On many modern wine estates, as for whites and rosato, the use of temperature-controlled stainless steel fermentation vessels has become almost de rigueur (though large wooden casks as well as glass-lined concrete and fibreglass vats are also still used). Once the grapes have been de-stemmed, crushed and pumped into the vats, fermentation commences. Temperatures are allowed to rise higher than for whites (26-30 degrees C), but it is important that the permitted levels are neither too low nor too high. As the grape must ferments, colour as well as tannin and flavouring elements are extracted from the mass of skins that remains in the vat. It is important to keep the fermenting grape must in frequent contact with this solid mass. The process known as rimontaggio is one of the most effective means to achieve this. This involves pumping wine from the bottom of the fermentation vessel back up to the top where it is sprayed through a sort of shower-head over the mass of skins once or twice a day, the juice percolating through the wine-drenched skins and extracting colour and tannin but avoiding the harsher flavours and hard woody tannins that can come from over-extraction.

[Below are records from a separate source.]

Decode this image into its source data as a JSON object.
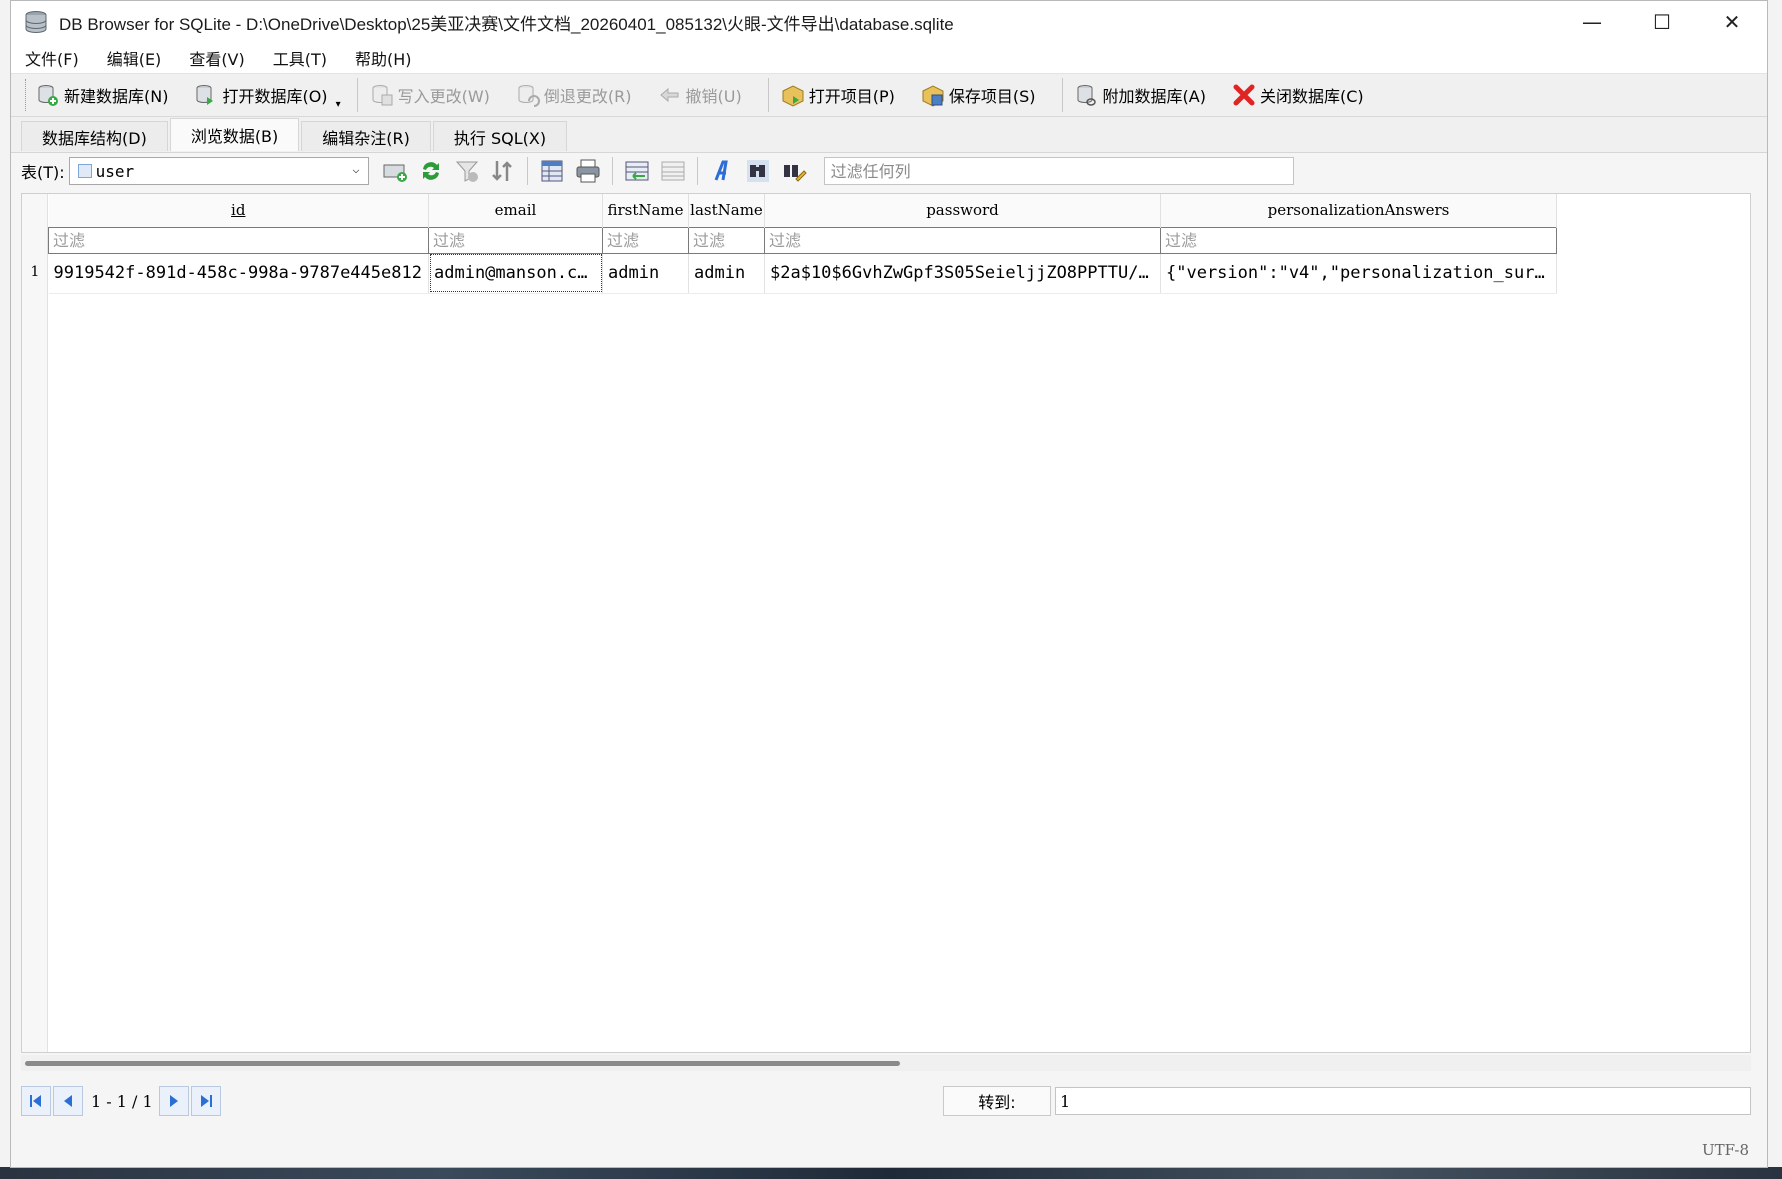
{
  "window": {
    "title": "DB Browser for SQLite - D:\\OneDrive\\Desktop\\25美亚决赛\\文件文档_20260401_085132\\火眼-文件导出\\database.sqlite",
    "minimize": "—",
    "maximize": "☐",
    "close": "✕"
  },
  "menu": [
    "文件(F)",
    "编辑(E)",
    "查看(V)",
    "工具(T)",
    "帮助(H)"
  ],
  "toolbar": {
    "new_db": "新建数据库(N)",
    "open_db": "打开数据库(O)",
    "write_changes": "写入更改(W)",
    "revert_changes": "倒退更改(R)",
    "undo": "撤销(U)",
    "open_project": "打开项目(P)",
    "save_project": "保存项目(S)",
    "attach_db": "附加数据库(A)",
    "close_db": "关闭数据库(C)"
  },
  "tabs": [
    "数据库结构(D)",
    "浏览数据(B)",
    "编辑杂注(R)",
    "执行 SQL(X)"
  ],
  "browse": {
    "table_label": "表(T):",
    "table_selected": "user",
    "filter_all_placeholder": "过滤任何列",
    "filter_placeholder": "过滤"
  },
  "grid": {
    "columns": [
      "id",
      "email",
      "firstName",
      "lastName",
      "password",
      "personalizationAnswers"
    ],
    "rows": [
      {
        "row_number": "1",
        "cells": [
          "9919542f-891d-458c-998a-9787e445e812",
          "admin@manson.com",
          "admin",
          "admin",
          "$2a$10$6GvhZwGpf3S05SeieljjZO8PPTTU/…",
          "{\"version\":\"v4\",\"personalization_sur…"
        ]
      }
    ]
  },
  "pager": {
    "range": "1 - 1 / 1",
    "goto_label": "转到:",
    "goto_value": "1"
  },
  "status": {
    "encoding": "UTF-8"
  }
}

The time taken for the fermentation process varies from one to three weeks, depending on a number of factors, including the weather at the time. Once complete, the wines are racked off the grape residue (provided this wasn’t done earlier) and transferred to clean vessels, either large oak botti (such large casks, made from Slavonian oak or chestnut, don’t lend wood flavours of character), small new or nearly new French oak barriques, or stainless steel, concrete or fibreglass tanks. The wine-drenched mass of skins, known as the vinacce, may be lightly pressed to extract some press wine – which may or may not be added back to the racked wine – or sent to the distillery to be transformed into grappa.
How long a red wine is left to age is determined by whether a wine is destined to be enjoyed young and fresh or in a more mature state after ageing or affinamento e maturazione. Novello wines may be released within just weeks after the harvest. For more serious reds, on the other hand, the ageing may be determined by the legislation for particular DOCs and DOCGs which specify a minimum time in wood and bottle before a wine can be released, often a number of years.
I Vini Passiti – Wines made from Semi-Dried Grapes
In addition to wines made from fresh grapes, a wholly unique range of Italian wines is made from semi-dried grapes: Vin Santo (Tuscany and Umbria), Amarone and Recioto della Valpolicella (Veneto), Sagrantino passito (Umbria), Greco di Bianco (Calabria), Moscato di Pantelleria (Pantelleria, Sicily), and more. Selected grapes are carefully taken in small containers (so as not to crush or damage them) to the winery where they are laid out on racks in airy attics or hung up in bunches from rafters or even (in the South) laid out on straw mats in the direct sun to dry and shrivel. This period of drying, which may be only a matter of days or else for weeks or even months, is known as the appassimento, and the process concentrates grape sugars and flavours, while diminishing acidity and lending raisin-like aromas and character. The varied range of passito wines that result can be truly amazing!
In Italy, probably more so than anywhere else in the world, age-old tradition works alongside modern technology, winemaking science and new ideas. Still, when all is said and done, the transformation of grapes into wine remains nothing short of an annual miracle.